April 21, 2023
If there was any doubt that racism is alive and well in our nation, the Tennessee State House of Representatives put those doubts to rest and to suggest otherwise would be disingenuous. On Maundy Thursday, their decision to expel two extraordinary men from their body was an act of racism. To her credit, Rep. Gloria Johnson, who survived the fate of Rep. Justin Jones and Rep. Justin Pearson (both black) by one vote, has consistently stated that it was her whiteness that saved her seat.
As members of the Dismantling Racism Team, we believe it is our duty, indeed the sacred duty of all Christians, to uphold the teachings of Jesus. Jesus ministered to and uplifted those who were most vulnerable and marginalized. Jesus consistently called to task a repressive government and religious leaders/authorities that collaborated with that government. Jesus paid the ultimate sacrifice for living out God’s word. That the Tennessee Three were abused by a government institution on the eve of Good Friday makes the connection even more poignant and our call even clearer. We must stand against racist and abusive treatment in all its forms, wherever we find it.
The vote to exclude Rep. Jones and Rep. Pearson came about after they peacefully protested that something be done about the deaths of three nine-year-old children and three adults at a Christian school in Nashville. They insisted they be seen as equals with the white majority. Their decision to use a bullhorn was more than a white-supremacist culture could endure. Young black men protesting in such a way was seen as threatening and childish. Indeed, the Tennessee Republican Party issued a statement that read in part, “[Jones and Pearson’s] adolescence and immature behavior brought dishonor to the Tennessee General Assembly as they admitted to knowingly breaking the rules.” Such statements were made in an attempt to discredit the representatives and justify the white majority vote to kick them out of the legislature.
Now, some may argue that it all turned out okay because as of this writing, both Rep. Jones and Rep. Pearson were provisionally reinstated by their local boards.

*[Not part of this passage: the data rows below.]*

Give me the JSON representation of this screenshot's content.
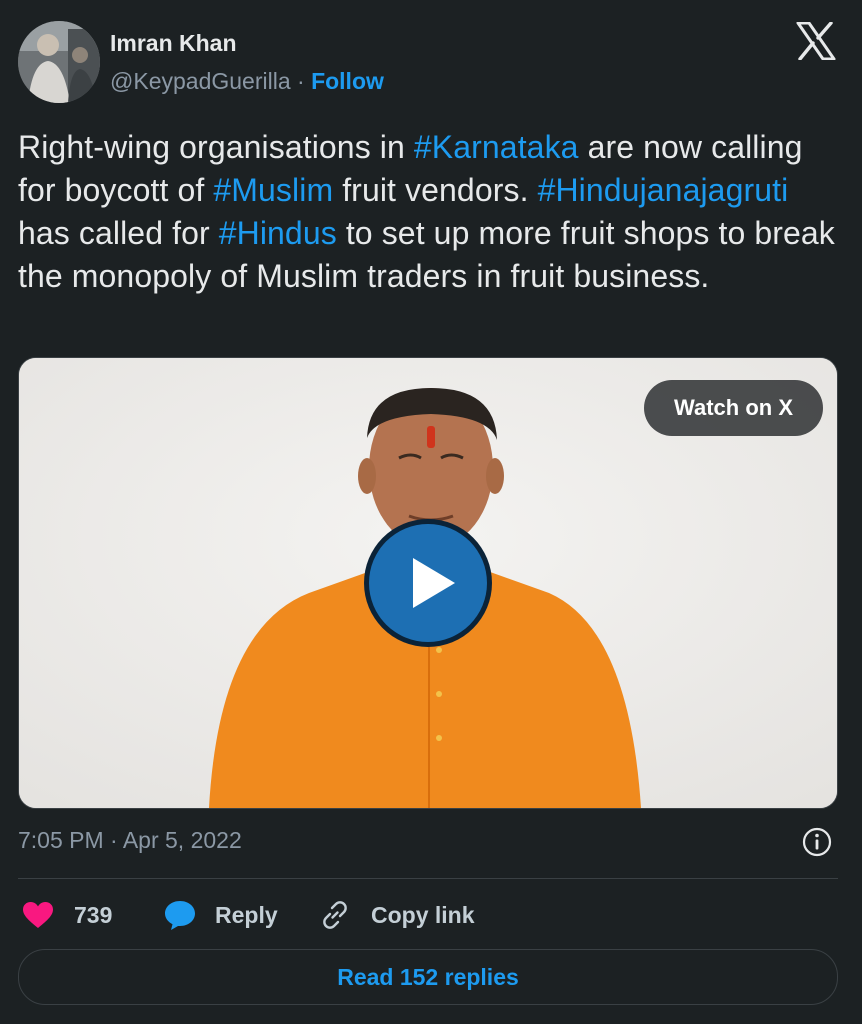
{
  "author": {
    "name": "Imran Khan",
    "handle": "@KeypadGuerilla",
    "separator": "·",
    "follow_label": "Follow"
  },
  "tweet": {
    "parts": [
      {
        "text": "Right-wing organisations in ",
        "type": "text"
      },
      {
        "text": "#Karnataka",
        "type": "hashtag"
      },
      {
        "text": " are now calling for boycott of ",
        "type": "text"
      },
      {
        "text": "#Muslim",
        "type": "hashtag"
      },
      {
        "text": " fruit vendors. ",
        "type": "text"
      },
      {
        "text": "#Hindujanajagruti",
        "type": "hashtag"
      },
      {
        "text": " has called for ",
        "type": "text"
      },
      {
        "text": "#Hindus",
        "type": "hashtag"
      },
      {
        "text": " to set up more fruit shops to break the monopoly of Muslim traders in fruit business.",
        "type": "text"
      }
    ]
  },
  "media": {
    "watch_label": "Watch on X",
    "play_icon": "play-icon"
  },
  "meta": {
    "timestamp": "7:05 PM · Apr 5, 2022"
  },
  "actions": {
    "likes": "739",
    "reply_label": "Reply",
    "copy_link_label": "Copy link"
  },
  "footer": {
    "read_replies_label": "Read 152 replies"
  },
  "colors": {
    "background": "#1c2123",
    "accent": "#1d9bf0",
    "heart": "#f91880",
    "play_button": "#1d6fb3"
  },
  "icons": [
    "x-logo-icon",
    "play-icon",
    "info-icon",
    "heart-icon",
    "reply-bubble-icon",
    "link-icon"
  ]
}
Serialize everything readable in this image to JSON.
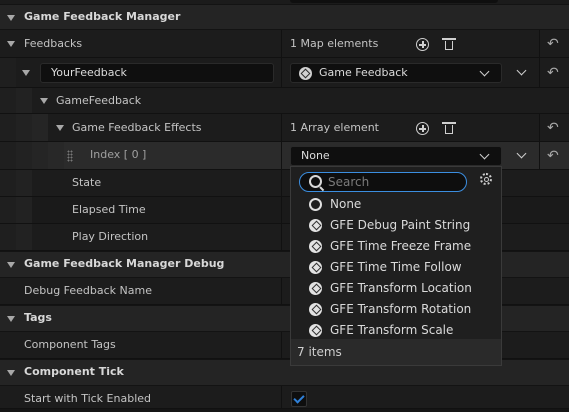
{
  "sections": {
    "game_feedback_manager": "Game Feedback Manager",
    "game_feedback_manager_debug": "Game Feedback Manager Debug",
    "tags": "Tags",
    "component_tick": "Component Tick"
  },
  "feedbacks": {
    "label": "Feedbacks",
    "count_text": "1 Map elements",
    "key_value": "YourFeedback",
    "value_label": "Game Feedback"
  },
  "game_feedback": {
    "label": "GameFeedback",
    "effects_label": "Game Feedback Effects",
    "effects_count": "1 Array element",
    "index_label": "Index [ 0 ]",
    "index_value": "None"
  },
  "properties": {
    "state": "State",
    "elapsed_time": "Elapsed Time",
    "play_direction": "Play Direction",
    "debug_feedback_name": "Debug Feedback Name",
    "component_tags": "Component Tags",
    "start_with_tick_enabled": "Start with Tick Enabled"
  },
  "dropdown": {
    "search_placeholder": "Search",
    "options": [
      {
        "label": "None",
        "icon": "none-ring-icon"
      },
      {
        "label": "GFE Debug Paint String",
        "icon": "class-icon"
      },
      {
        "label": "GFE Time Freeze Frame",
        "icon": "class-icon"
      },
      {
        "label": "GFE Time Time Follow",
        "icon": "class-icon"
      },
      {
        "label": "GFE Transform Location",
        "icon": "class-icon"
      },
      {
        "label": "GFE Transform Rotation",
        "icon": "class-icon"
      },
      {
        "label": "GFE Transform Scale",
        "icon": "class-icon"
      }
    ],
    "footer": "7 items"
  },
  "colors": {
    "accent": "#3b8ee0",
    "checkbox": "#2f80d8",
    "section_bg": "#242424",
    "row_bg": "#1c1c1c"
  }
}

However, both must run in a special election to regain their seats fully. This argument also misses two critical points. First, these types of behaviors against people of color—even when they are fighting to save the lives of every mother’s child from gun violence—take a heavy toll on their mental and physical health. Second, it would be too easy to blame what happened on certain individuals as racist. The actions of the Tennessee General Assembly and their statements to support the expulsion are deeply embedded in our white-dominant society.
Throughout our nation’s history, from the earliest abuse of the native people, to when Africans were first brought to the Americas to be enslaved, through the Jim Crow era, and into the present, people of color have been expected to “know their place” or face the consequences — beatings, lynchings, or as in this case, stripping people of their rightful positions and authority. This is what we call “systemic racism.”
And what about the third protester, Rep. Gloria Johnson? Gloria Johnson joined hands, literally and figuratively, with Rep. Justin Jones and Rep. Justin Pearson, as they’ve spoken truth to power, never shying away from their initial fight for gun safety and from the racist actions that led to the expulsion of the two men. She was there with them through the expulsions and in their re-instatement. She is a living example of a white person acting as a “co-conspirator” in the cause of racial and social justice with people of color. Her courage is as admirable as that of Pearson and Jones.
In this season of Resurrection, we affirm that God offers new life and brings forth goodness out of evil. We can see God’s resurrecting hand at work here, even as Rep. Pearson has predicted. By attempting to silence three prophetic voices, the legislature has provided a platform from which these voices will be heard louder and clearer, throughout the nation. By taking away their literal megaphone, they have unwittingly provided a virtual megaphone, and the world is listening!
We, the members of the Dismantling Racism Team, hope you will reflect on the racist action of the Tennessee legislature and its implications for our ongoing work to dismantle racism. We implore you to stand for justice and to call out racism and
systematic abuse of others whenever you see it. Many of our congregations have taken the pledge to be Matthew 25 churches. Now more than ever, we need you to lean into this pledge.
Dismantling Racism Team of the Presbytery of Baltimore (congregation for identification purposes only):
- Elder Lea Gilmore, Minister for Racial Justice & Multicultural Engagement (Govans)
- Rev. Cat Goodrich (Faith)
- Elder Bobby Hall (Faith)
- Rev. Richard Jones (Chaplain)
- Elder Charese Jordan Moore (Knox)
- Rev. Ken Kovacs (Catonsville)
- Rev. Jessie Lowry (Christ Our Anchor)
- Rev. Ray Meute, Jr. (Highland)
- Elder Guy Moody (St. John United)
- Elder Annette Snyder (Hunting Ridge)
- Rev. Tim Williams-Hughes (Light Street)
- Elder Susan Krehbiel (Social Justice Consultant for the Presbytery)